So why not issue shares to the beneficiary instead of a loan? The beneficiary of the trust is related to the farm with an equitable interest in Fonterra, they are not entirely unrelated parties which would be saleable to farmers as there is no control interest lost or overseas take-over attempts possible.
The voting rights could remain with the farm to which the beneficiary is tied to, yet the equity be issued in the name of the beneficiary related. While it will not raise all the money required, surely reaching into the pockets of the wider Fonterra community is preferable to putting individual farms further at the mercy of overseas owned banks with more debt stresses?
She suggests that shares could also be issued to individuals who have an interest in dairy farms through corporate or collective ownership.
That could happen indirectly now if individuals lend to the farm but it would still be the supplier not the lender who owned the shares.
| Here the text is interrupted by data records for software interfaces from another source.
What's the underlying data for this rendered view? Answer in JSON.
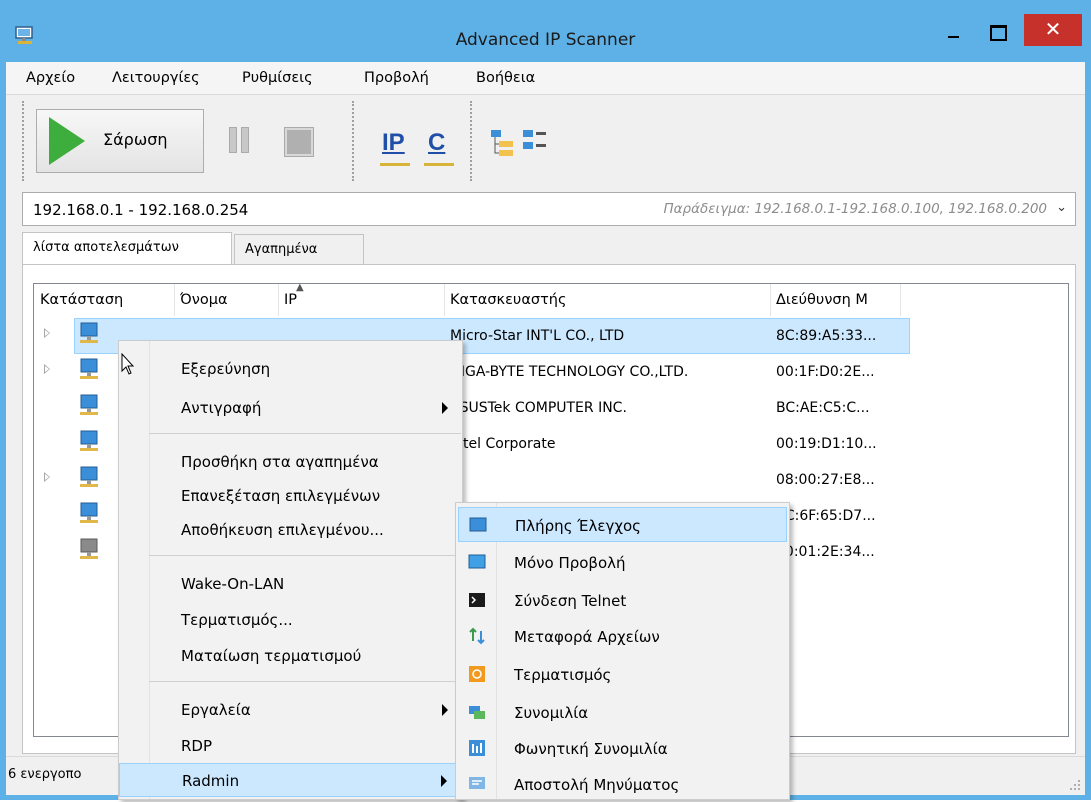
{
  "window": {
    "title": "Advanced IP Scanner"
  },
  "menu": [
    "Αρχείο",
    "Λειτουργίες",
    "Ρυθμίσεις",
    "Προβολή",
    "Βοήθεια"
  ],
  "toolbar": {
    "scan_label": "Σάρωση",
    "ip_label": "IP",
    "c_label": "C"
  },
  "address": {
    "value": "192.168.0.1 - 192.168.0.254",
    "hint": "Παράδειγμα: 192.168.0.1-192.168.0.100, 192.168.0.200"
  },
  "tabs": [
    "λίστα αποτελεσμάτων",
    "Αγαπημένα"
  ],
  "columns": [
    "Κατάσταση",
    "Όνομα",
    "IP",
    "Κατασκευαστής",
    "Διεύθυνση M"
  ],
  "rows": [
    {
      "manufacturer": "Micro-Star INT'L CO., LTD",
      "mac": "8C:89:A5:33..."
    },
    {
      "manufacturer": "GIGA-BYTE TECHNOLOGY CO.,LTD.",
      "mac": "00:1F:D0:2E..."
    },
    {
      "manufacturer": "ASUSTek COMPUTER INC.",
      "mac": "BC:AE:C5:C..."
    },
    {
      "manufacturer": "Intel Corporate",
      "mac": "00:19:D1:10..."
    },
    {
      "manufacturer": "",
      "mac": "08:00:27:E8..."
    },
    {
      "manufacturer": "",
      "mac": "9C:6F:65:D7..."
    },
    {
      "manufacturer": "",
      "mac": "00:01:2E:34..."
    }
  ],
  "status": {
    "text": "6 ενεργοπο"
  },
  "context_menu": {
    "explore": "Εξερεύνηση",
    "copy": "Αντιγραφή",
    "add_fav": "Προσθήκη στα αγαπημένα",
    "rescan": "Επανεξέταση επιλεγμένων",
    "save": "Αποθήκευση επιλεγμένου...",
    "wol": "Wake-On-LAN",
    "shutdown": "Τερματισμός...",
    "abort_shutdown": "Ματαίωση τερματισμού",
    "tools": "Εργαλεία",
    "rdp": "RDP",
    "radmin": "Radmin"
  },
  "submenu": {
    "full_control": "Πλήρης Έλεγχος",
    "view_only": "Μόνο Προβολή",
    "telnet": "Σύνδεση Telnet",
    "file_transfer": "Μεταφορά Αρχείων",
    "shutdown": "Τερματισμός",
    "chat": "Συνομιλία",
    "voice_chat": "Φωνητική Συνομιλία",
    "send_message": "Αποστολή Μηνύματος"
  },
  "colors": {
    "titlebar": "#5eb1e6",
    "close": "#c7312c",
    "selection": "#cce8ff",
    "play": "#3dae3d",
    "link_blue": "#1f4fa8"
  }
}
Kate’s plan would allow the lenders who are already financially committed to farms to own shares as individuals.
Voting shares are tied to milk production so farmers would retain control but the catchment from which capital could be raised would be increased.
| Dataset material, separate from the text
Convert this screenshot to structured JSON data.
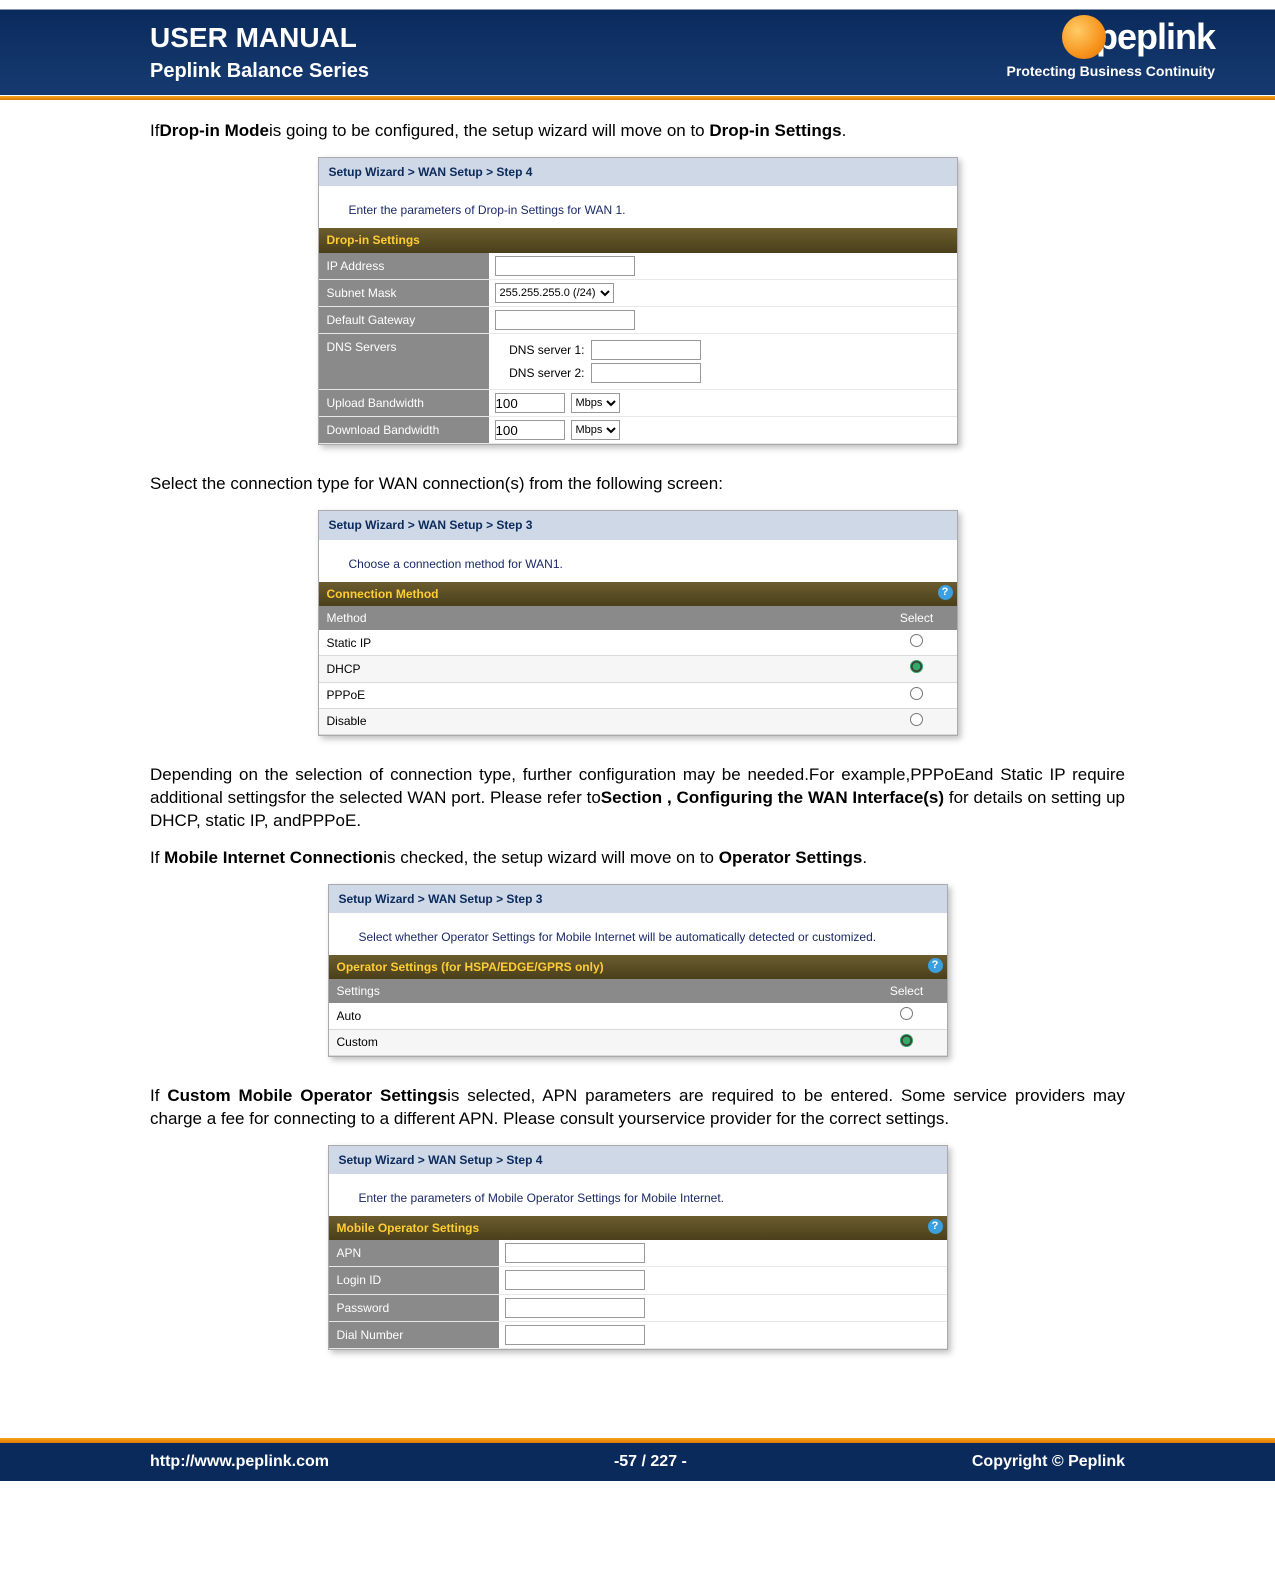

On September 21:
1792 The National Convention declared France a republic and abolished the monarchy.
1756 Scottish engineer and road builder John McAdam was born.
1834 British troops were used in New Zealand for the first time when they rescued Betty Guard and her children who had been captured by maori after the wreck of the ship Harriet.
1866 English writer H.G. (Herbert George) Wells was born.
1874 English composer Gustav Holst was born.
1897 The Yes Virginia there is a Santa Claus letter was published in the New York Sun.
1934 Canadian singer, songwriter Leonard Cohen was born.
1937 J.R.R. (John Ronald Reuel) Tolkien’s book The Hobbit was published.
1947 US writer Stephen King was born.
1950 US actor Bill Murray was born.
1957 Australian Prime Minsiter Kevin Rudd was born.
1964 Malta gained its independence.
1968 US talk show host Ricki Lake was born.
1972 English singer Liam Gallagher was born.
1978 All Black Doug Howlett was born.
Sourced from NZ History Online & Wikipedia.